What is being asked — Pictures stay out. All the rest of the records must be repeated exactly.

-=-=-=-=-

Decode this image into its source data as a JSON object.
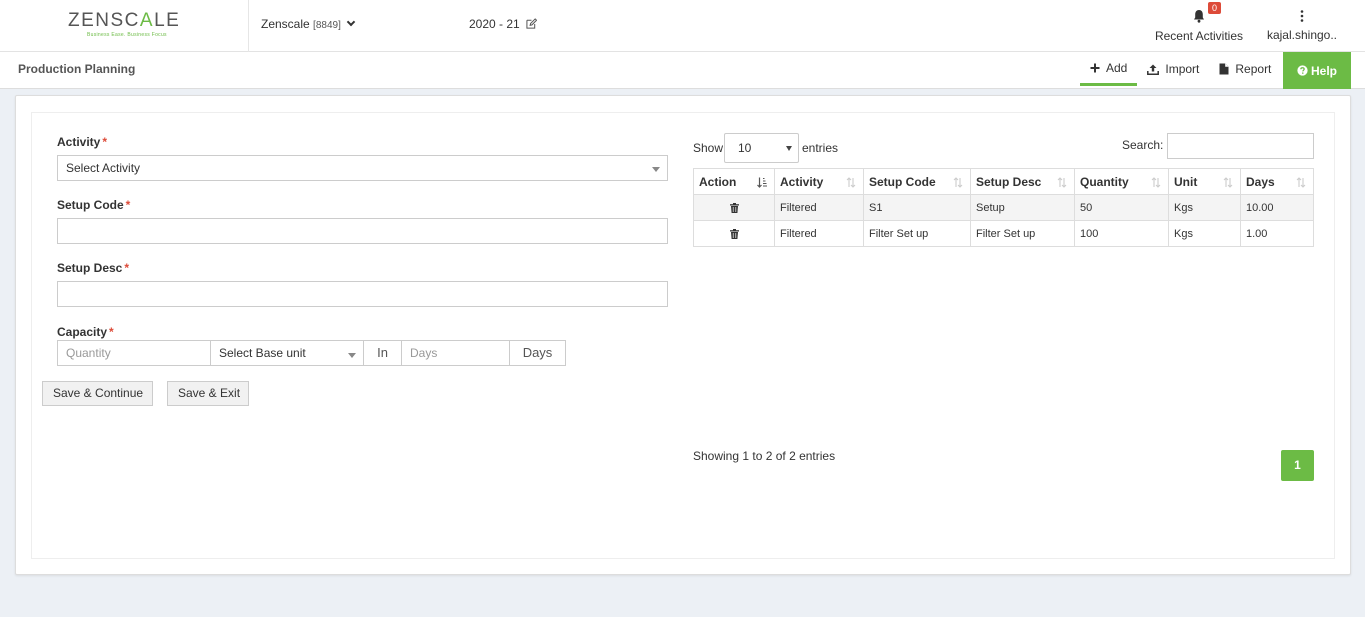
{
  "brand": {
    "name_left": "ZENSC",
    "name_mid": "A",
    "name_right": "LE",
    "tagline": "Business Ease. Business Focus"
  },
  "header": {
    "company": "Zenscale",
    "company_code": "[8849]",
    "fiscal_year": "2020 - 21",
    "notifications_count": "0",
    "recent_label": "Recent Activities",
    "user_label": "kajal.shingo.."
  },
  "subheader": {
    "title": "Production Planning",
    "add_label": "Add",
    "import_label": "Import",
    "report_label": "Report",
    "help_label": "Help"
  },
  "form": {
    "activity_label": "Activity",
    "activity_placeholder": "Select Activity",
    "setup_code_label": "Setup Code",
    "setup_code_value": "",
    "setup_desc_label": "Setup Desc",
    "setup_desc_value": "",
    "capacity_label": "Capacity",
    "quantity_placeholder": "Quantity",
    "base_unit_placeholder": "Select Base unit",
    "in_label": "In",
    "days_placeholder": "Days",
    "days_label": "Days",
    "required_mark": "*",
    "save_continue_label": "Save & Continue",
    "save_exit_label": "Save & Exit"
  },
  "table": {
    "show_label": "Show",
    "page_length": "10",
    "entries_label": "entries",
    "search_label": "Search:",
    "search_value": "",
    "columns": [
      "Action",
      "Activity",
      "Setup Code",
      "Setup Desc",
      "Quantity",
      "Unit",
      "Days"
    ],
    "rows": [
      {
        "activity": "Filtered",
        "setup_code": "S1",
        "setup_desc": "Setup",
        "quantity": "50",
        "unit": "Kgs",
        "days": "10.00"
      },
      {
        "activity": "Filtered",
        "setup_code": "Filter Set up",
        "setup_desc": "Filter Set up",
        "quantity": "100",
        "unit": "Kgs",
        "days": "1.00"
      }
    ],
    "info": "Showing 1 to 2 of 2 entries",
    "current_page": "1"
  },
  "colors": {
    "accent": "#6cbb45",
    "danger": "#dd4b39"
  }
}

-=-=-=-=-

Output below —
Decode this image into its source data as a JSON object.
{
  "brand": {
    "name_left": "ZENSC",
    "name_mid": "A",
    "name_right": "LE",
    "tagline": "Business Ease. Business Focus"
  },
  "header": {
    "company": "Zenscale",
    "company_code": "[8849]",
    "fiscal_year": "2020 - 21",
    "notifications_count": "0",
    "recent_label": "Recent Activities",
    "user_label": "kajal.shingo.."
  },
  "subheader": {
    "title": "Production Planning",
    "add_label": "Add",
    "import_label": "Import",
    "report_label": "Report",
    "help_label": "Help"
  },
  "form": {
    "activity_label": "Activity",
    "activity_placeholder": "Select Activity",
    "setup_code_label": "Setup Code",
    "setup_code_value": "",
    "setup_desc_label": "Setup Desc",
    "setup_desc_value": "",
    "capacity_label": "Capacity",
    "quantity_placeholder": "Quantity",
    "base_unit_placeholder": "Select Base unit",
    "in_label": "In",
    "days_placeholder": "Days",
    "days_label": "Days",
    "required_mark": "*",
    "save_continue_label": "Save & Continue",
    "save_exit_label": "Save & Exit"
  },
  "table": {
    "show_label": "Show",
    "page_length": "10",
    "entries_label": "entries",
    "search_label": "Search:",
    "search_value": "",
    "columns": [
      "Action",
      "Activity",
      "Setup Code",
      "Setup Desc",
      "Quantity",
      "Unit",
      "Days"
    ],
    "rows": [
      {
        "activity": "Filtered",
        "setup_code": "S1",
        "setup_desc": "Setup",
        "quantity": "50",
        "unit": "Kgs",
        "days": "10.00"
      },
      {
        "activity": "Filtered",
        "setup_code": "Filter Set up",
        "setup_desc": "Filter Set up",
        "quantity": "100",
        "unit": "Kgs",
        "days": "1.00"
      }
    ],
    "info": "Showing 1 to 2 of 2 entries",
    "current_page": "1"
  },
  "colors": {
    "accent": "#6cbb45",
    "danger": "#dd4b39"
  }
}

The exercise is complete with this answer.